Count the lines below that contain the word "doov", and state only that number.

[Entries from a dataset of interfaces]
-=-=-

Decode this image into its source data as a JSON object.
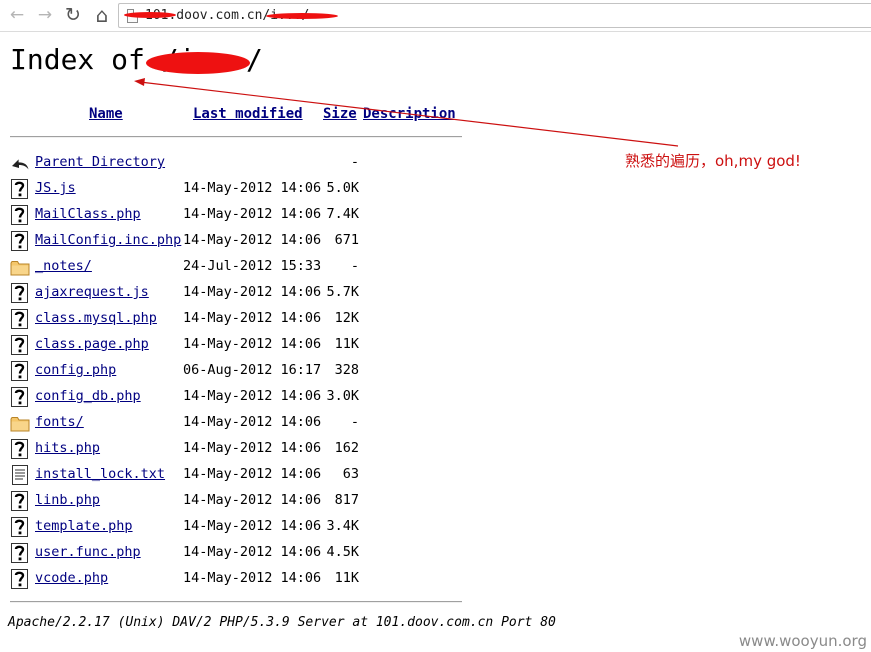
{
  "browser": {
    "url_text": "101.doov.com.cn/i.../",
    "back_label": "←",
    "forward_label": "→",
    "reload_label": "↻",
    "home_label": "⌂"
  },
  "page": {
    "title": "Index of /i.../",
    "columns": {
      "name": "Name",
      "last_modified": "Last modified",
      "size": "Size",
      "description": "Description"
    },
    "rows": [
      {
        "icon": "back-icon",
        "name": "Parent Directory",
        "date": "",
        "size": "-"
      },
      {
        "icon": "unknown-icon",
        "name": "JS.js",
        "date": "14-May-2012 14:06",
        "size": "5.0K"
      },
      {
        "icon": "unknown-icon",
        "name": "MailClass.php",
        "date": "14-May-2012 14:06",
        "size": "7.4K"
      },
      {
        "icon": "unknown-icon",
        "name": "MailConfig.inc.php",
        "date": "14-May-2012 14:06",
        "size": "671"
      },
      {
        "icon": "folder-icon",
        "name": "_notes/",
        "date": "24-Jul-2012 15:33",
        "size": "-"
      },
      {
        "icon": "unknown-icon",
        "name": "ajaxrequest.js",
        "date": "14-May-2012 14:06",
        "size": "5.7K"
      },
      {
        "icon": "unknown-icon",
        "name": "class.mysql.php",
        "date": "14-May-2012 14:06",
        "size": "12K"
      },
      {
        "icon": "unknown-icon",
        "name": "class.page.php",
        "date": "14-May-2012 14:06",
        "size": "11K"
      },
      {
        "icon": "unknown-icon",
        "name": "config.php",
        "date": "06-Aug-2012 16:17",
        "size": "328"
      },
      {
        "icon": "unknown-icon",
        "name": "config_db.php",
        "date": "14-May-2012 14:06",
        "size": "3.0K"
      },
      {
        "icon": "folder-icon",
        "name": "fonts/",
        "date": "14-May-2012 14:06",
        "size": "-"
      },
      {
        "icon": "unknown-icon",
        "name": "hits.php",
        "date": "14-May-2012 14:06",
        "size": "162"
      },
      {
        "icon": "text-icon",
        "name": "install_lock.txt",
        "date": "14-May-2012 14:06",
        "size": "63"
      },
      {
        "icon": "unknown-icon",
        "name": "linb.php",
        "date": "14-May-2012 14:06",
        "size": "817"
      },
      {
        "icon": "unknown-icon",
        "name": "template.php",
        "date": "14-May-2012 14:06",
        "size": "3.4K"
      },
      {
        "icon": "unknown-icon",
        "name": "user.func.php",
        "date": "14-May-2012 14:06",
        "size": "4.5K"
      },
      {
        "icon": "unknown-icon",
        "name": "vcode.php",
        "date": "14-May-2012 14:06",
        "size": "11K"
      }
    ],
    "footer": "Apache/2.2.17 (Unix) DAV/2 PHP/5.3.9 Server at 101.doov.com.cn Port 80"
  },
  "annotation": {
    "text": "熟悉的遍历，oh,my god!",
    "color": "#cc1010"
  },
  "watermark": "www.wooyun.org",
  "colors": {
    "link": "#000080",
    "redaction": "#ee1111"
  }
}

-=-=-

** Finished exercise **
2